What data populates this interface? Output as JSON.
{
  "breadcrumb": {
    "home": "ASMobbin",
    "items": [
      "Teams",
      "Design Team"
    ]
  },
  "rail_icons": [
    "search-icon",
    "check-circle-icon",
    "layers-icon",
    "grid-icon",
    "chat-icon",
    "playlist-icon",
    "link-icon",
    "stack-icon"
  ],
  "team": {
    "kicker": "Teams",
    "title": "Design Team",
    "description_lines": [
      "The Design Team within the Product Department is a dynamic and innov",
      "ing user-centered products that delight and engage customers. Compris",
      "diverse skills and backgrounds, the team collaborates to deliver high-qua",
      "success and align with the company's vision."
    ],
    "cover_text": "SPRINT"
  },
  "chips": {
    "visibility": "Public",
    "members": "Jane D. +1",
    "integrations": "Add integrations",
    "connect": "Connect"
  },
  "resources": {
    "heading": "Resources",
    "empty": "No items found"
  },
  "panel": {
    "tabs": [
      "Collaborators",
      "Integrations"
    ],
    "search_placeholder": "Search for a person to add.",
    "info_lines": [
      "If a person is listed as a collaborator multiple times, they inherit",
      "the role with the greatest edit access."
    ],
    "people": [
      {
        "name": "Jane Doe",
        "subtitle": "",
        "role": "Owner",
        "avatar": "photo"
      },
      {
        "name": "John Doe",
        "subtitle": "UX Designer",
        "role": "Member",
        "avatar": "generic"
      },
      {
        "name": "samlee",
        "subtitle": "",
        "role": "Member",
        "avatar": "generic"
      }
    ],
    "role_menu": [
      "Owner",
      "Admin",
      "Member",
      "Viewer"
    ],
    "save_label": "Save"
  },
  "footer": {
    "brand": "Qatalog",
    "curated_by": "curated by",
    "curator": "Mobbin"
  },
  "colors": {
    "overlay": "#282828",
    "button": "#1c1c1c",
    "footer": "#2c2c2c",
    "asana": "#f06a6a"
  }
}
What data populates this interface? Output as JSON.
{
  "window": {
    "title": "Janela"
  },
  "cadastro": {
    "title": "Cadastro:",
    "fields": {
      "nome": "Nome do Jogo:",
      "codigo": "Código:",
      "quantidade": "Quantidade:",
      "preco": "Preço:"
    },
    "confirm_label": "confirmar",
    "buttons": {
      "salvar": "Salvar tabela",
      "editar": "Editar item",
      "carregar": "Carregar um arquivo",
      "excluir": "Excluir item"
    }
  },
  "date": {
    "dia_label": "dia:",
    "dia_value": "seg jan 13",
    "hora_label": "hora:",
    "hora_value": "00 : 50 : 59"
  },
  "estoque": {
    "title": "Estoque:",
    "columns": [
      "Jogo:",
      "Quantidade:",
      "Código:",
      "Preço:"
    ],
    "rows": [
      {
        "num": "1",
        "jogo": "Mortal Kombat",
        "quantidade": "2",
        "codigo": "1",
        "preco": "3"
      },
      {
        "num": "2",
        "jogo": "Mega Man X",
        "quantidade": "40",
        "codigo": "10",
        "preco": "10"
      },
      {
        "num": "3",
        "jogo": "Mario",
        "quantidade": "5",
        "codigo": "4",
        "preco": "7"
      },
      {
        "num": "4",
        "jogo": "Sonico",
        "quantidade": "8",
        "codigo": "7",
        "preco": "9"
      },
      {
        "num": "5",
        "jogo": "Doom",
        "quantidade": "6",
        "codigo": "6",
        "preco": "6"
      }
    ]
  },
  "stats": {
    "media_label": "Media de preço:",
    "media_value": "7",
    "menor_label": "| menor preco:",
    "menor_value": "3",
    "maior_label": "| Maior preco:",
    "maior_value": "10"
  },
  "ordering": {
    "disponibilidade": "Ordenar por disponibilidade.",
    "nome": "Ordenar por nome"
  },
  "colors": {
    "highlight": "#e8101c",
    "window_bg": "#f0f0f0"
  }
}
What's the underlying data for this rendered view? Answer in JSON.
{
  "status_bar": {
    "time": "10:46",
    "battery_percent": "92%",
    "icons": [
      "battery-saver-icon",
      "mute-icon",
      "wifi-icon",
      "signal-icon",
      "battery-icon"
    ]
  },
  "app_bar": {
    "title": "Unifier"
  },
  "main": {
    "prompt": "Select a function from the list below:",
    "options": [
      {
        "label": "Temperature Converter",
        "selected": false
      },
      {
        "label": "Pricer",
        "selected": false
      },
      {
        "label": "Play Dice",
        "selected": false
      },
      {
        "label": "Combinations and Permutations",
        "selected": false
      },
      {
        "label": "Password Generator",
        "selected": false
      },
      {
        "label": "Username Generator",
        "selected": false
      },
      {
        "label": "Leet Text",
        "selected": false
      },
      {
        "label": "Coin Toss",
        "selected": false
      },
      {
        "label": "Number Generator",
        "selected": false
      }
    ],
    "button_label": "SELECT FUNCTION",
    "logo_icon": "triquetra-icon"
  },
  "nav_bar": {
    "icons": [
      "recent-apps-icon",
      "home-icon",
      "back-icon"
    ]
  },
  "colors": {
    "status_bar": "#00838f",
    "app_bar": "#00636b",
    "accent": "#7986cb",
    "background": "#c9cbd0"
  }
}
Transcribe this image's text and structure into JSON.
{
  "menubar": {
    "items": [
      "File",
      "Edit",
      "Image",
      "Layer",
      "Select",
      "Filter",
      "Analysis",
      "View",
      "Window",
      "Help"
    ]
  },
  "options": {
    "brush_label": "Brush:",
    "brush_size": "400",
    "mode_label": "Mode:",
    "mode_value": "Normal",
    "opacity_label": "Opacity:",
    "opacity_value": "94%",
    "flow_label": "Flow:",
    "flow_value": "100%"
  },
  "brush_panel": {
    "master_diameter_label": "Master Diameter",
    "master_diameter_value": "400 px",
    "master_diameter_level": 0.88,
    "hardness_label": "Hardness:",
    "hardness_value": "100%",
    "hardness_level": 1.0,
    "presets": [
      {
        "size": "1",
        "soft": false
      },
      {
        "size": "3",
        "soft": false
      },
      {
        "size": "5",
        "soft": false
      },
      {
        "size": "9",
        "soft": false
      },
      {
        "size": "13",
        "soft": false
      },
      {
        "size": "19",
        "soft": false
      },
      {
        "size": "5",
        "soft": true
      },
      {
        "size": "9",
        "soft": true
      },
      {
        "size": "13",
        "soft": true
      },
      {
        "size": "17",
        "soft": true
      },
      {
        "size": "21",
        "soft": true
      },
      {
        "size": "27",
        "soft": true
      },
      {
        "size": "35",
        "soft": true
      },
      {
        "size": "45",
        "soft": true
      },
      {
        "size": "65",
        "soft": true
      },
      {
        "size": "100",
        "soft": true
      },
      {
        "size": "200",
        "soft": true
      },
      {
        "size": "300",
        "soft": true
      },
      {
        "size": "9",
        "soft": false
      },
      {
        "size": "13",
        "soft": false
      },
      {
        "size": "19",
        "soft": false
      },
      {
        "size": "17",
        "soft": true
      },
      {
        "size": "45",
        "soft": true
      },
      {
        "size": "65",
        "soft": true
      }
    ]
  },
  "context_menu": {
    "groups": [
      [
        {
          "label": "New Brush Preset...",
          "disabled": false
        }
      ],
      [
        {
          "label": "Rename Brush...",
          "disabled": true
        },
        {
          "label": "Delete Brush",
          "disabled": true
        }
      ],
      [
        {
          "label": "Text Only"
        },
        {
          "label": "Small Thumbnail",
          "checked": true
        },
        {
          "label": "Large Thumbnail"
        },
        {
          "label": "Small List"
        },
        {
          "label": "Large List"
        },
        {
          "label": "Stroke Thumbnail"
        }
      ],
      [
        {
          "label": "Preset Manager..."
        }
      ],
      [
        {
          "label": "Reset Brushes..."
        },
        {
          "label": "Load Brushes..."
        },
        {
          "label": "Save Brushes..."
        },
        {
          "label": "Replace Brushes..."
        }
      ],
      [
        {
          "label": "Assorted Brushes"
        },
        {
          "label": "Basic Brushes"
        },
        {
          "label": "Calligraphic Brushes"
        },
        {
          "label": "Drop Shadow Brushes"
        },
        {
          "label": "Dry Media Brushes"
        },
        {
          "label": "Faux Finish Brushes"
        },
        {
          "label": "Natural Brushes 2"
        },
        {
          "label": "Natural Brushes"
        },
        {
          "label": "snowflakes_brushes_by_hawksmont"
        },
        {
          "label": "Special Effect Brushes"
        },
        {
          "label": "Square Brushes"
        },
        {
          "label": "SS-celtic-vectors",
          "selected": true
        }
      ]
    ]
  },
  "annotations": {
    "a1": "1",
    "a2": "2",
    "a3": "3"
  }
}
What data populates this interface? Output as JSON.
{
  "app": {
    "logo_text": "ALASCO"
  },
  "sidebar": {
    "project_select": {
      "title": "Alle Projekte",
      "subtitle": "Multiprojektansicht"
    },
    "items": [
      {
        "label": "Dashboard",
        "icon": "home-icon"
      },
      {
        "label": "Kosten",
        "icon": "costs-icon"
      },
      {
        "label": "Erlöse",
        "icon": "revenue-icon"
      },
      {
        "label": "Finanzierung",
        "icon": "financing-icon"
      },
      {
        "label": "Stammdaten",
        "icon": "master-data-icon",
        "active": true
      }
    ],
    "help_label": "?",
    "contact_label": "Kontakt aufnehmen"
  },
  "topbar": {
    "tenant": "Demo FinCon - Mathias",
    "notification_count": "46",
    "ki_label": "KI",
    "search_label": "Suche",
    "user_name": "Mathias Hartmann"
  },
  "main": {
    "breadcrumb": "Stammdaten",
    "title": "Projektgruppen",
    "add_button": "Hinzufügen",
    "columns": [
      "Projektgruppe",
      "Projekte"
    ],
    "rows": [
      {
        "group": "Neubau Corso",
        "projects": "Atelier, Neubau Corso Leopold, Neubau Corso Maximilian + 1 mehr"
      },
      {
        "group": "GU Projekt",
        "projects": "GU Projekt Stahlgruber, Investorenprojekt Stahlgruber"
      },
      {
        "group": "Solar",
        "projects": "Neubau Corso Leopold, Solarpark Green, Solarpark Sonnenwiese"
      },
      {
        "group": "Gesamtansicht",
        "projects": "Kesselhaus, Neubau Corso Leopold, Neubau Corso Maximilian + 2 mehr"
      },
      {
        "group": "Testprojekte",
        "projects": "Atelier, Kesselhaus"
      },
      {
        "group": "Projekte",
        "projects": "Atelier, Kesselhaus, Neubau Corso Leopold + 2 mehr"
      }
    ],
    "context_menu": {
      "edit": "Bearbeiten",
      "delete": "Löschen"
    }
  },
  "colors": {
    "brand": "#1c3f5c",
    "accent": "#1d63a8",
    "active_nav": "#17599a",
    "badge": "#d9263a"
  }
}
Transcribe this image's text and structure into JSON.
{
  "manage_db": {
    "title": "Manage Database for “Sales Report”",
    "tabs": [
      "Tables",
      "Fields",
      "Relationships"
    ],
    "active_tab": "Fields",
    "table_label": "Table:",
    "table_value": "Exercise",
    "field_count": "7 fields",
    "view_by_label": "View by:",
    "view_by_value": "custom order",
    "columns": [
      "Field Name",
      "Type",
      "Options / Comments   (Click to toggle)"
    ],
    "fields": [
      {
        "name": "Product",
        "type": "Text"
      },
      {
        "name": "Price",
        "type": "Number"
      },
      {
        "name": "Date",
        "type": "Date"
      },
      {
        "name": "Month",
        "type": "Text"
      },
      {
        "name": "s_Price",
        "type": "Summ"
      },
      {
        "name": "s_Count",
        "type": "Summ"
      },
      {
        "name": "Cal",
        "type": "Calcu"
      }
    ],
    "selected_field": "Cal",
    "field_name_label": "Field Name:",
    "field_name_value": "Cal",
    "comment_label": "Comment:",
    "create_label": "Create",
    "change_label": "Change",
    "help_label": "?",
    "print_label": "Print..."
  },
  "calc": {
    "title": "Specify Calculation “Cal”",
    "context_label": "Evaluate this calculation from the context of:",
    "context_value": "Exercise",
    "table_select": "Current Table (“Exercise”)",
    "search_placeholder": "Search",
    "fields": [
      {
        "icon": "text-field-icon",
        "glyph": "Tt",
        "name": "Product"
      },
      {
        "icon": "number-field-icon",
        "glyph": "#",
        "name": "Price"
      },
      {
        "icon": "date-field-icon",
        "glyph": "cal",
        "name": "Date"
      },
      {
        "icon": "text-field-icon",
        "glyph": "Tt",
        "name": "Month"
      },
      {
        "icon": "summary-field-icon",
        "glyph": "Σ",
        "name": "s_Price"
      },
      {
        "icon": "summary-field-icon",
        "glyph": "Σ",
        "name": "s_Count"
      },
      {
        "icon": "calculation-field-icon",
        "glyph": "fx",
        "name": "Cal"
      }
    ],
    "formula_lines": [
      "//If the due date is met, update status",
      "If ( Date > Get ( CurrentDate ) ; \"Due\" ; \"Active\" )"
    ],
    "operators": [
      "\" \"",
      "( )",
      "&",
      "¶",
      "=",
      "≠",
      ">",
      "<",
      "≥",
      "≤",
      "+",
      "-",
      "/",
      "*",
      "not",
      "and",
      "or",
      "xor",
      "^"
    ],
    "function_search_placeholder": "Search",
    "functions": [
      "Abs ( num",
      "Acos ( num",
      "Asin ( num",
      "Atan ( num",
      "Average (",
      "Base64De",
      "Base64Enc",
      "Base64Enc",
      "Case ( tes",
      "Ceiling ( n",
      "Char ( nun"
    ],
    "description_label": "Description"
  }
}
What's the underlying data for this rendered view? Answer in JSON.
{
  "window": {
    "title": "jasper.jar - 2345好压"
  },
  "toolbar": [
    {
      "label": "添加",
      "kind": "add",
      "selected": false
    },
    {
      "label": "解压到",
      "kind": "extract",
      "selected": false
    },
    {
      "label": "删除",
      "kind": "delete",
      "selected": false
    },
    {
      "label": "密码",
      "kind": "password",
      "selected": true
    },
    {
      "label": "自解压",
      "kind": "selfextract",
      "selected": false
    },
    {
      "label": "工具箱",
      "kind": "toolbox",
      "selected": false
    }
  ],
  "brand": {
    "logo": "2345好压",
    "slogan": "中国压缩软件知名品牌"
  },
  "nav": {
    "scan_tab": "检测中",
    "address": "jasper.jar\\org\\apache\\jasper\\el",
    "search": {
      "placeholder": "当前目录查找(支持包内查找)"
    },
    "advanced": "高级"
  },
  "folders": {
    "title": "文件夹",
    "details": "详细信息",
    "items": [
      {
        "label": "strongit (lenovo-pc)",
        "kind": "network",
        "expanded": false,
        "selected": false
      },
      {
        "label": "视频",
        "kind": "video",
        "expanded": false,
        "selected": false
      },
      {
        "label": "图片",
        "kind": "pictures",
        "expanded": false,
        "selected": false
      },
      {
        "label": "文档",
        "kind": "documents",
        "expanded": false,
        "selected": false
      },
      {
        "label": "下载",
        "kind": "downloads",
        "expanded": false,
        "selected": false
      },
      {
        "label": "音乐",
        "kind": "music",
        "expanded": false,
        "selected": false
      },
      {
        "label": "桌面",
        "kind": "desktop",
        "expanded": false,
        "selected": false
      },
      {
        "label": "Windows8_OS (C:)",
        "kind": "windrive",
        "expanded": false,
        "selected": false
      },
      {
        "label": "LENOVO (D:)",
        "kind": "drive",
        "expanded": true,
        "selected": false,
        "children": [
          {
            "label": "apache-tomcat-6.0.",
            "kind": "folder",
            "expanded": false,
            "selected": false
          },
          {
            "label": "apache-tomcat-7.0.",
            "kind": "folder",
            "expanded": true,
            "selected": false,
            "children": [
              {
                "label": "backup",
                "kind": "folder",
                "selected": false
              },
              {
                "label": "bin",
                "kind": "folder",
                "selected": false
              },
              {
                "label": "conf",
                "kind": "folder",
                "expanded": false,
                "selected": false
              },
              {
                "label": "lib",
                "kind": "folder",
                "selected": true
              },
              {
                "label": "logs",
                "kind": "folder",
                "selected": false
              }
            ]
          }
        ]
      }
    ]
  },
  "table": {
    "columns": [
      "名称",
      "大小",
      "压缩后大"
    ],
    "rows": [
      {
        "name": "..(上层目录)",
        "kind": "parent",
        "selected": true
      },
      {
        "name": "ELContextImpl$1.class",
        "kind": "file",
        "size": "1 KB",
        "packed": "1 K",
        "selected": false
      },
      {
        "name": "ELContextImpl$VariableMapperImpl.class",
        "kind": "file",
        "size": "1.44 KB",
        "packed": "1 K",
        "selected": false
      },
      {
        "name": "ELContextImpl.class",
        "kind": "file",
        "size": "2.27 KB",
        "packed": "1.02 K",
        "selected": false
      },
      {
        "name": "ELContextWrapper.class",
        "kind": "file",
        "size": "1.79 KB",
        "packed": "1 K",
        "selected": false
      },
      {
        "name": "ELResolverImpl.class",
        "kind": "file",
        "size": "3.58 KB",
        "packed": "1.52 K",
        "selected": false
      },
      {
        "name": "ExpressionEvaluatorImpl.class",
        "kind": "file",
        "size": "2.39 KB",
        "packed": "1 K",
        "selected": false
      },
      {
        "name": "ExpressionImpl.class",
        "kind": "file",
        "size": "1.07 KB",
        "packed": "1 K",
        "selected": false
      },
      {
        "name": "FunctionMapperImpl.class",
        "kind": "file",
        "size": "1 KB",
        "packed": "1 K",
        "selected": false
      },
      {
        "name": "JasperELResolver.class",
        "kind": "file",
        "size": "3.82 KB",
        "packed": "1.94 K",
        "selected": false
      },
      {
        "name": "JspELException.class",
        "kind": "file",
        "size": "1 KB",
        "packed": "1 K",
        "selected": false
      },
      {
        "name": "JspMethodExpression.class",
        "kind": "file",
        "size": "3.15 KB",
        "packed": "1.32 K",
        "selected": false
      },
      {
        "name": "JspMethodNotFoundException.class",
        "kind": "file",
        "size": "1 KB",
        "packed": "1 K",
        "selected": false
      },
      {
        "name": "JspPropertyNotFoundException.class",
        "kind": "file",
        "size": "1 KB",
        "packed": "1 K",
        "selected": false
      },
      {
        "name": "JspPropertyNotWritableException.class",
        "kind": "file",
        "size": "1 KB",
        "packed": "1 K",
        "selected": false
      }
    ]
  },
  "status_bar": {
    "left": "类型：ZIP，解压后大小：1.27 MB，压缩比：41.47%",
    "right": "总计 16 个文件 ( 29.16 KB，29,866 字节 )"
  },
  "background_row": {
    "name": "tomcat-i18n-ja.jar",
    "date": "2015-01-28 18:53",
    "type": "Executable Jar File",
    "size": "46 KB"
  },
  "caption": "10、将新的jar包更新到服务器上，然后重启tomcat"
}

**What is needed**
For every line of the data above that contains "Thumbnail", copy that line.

**Task output**
          "label": "Small Thumbnail",
          "label": "Large Thumbnail"
          "label": "Stroke Thumbnail"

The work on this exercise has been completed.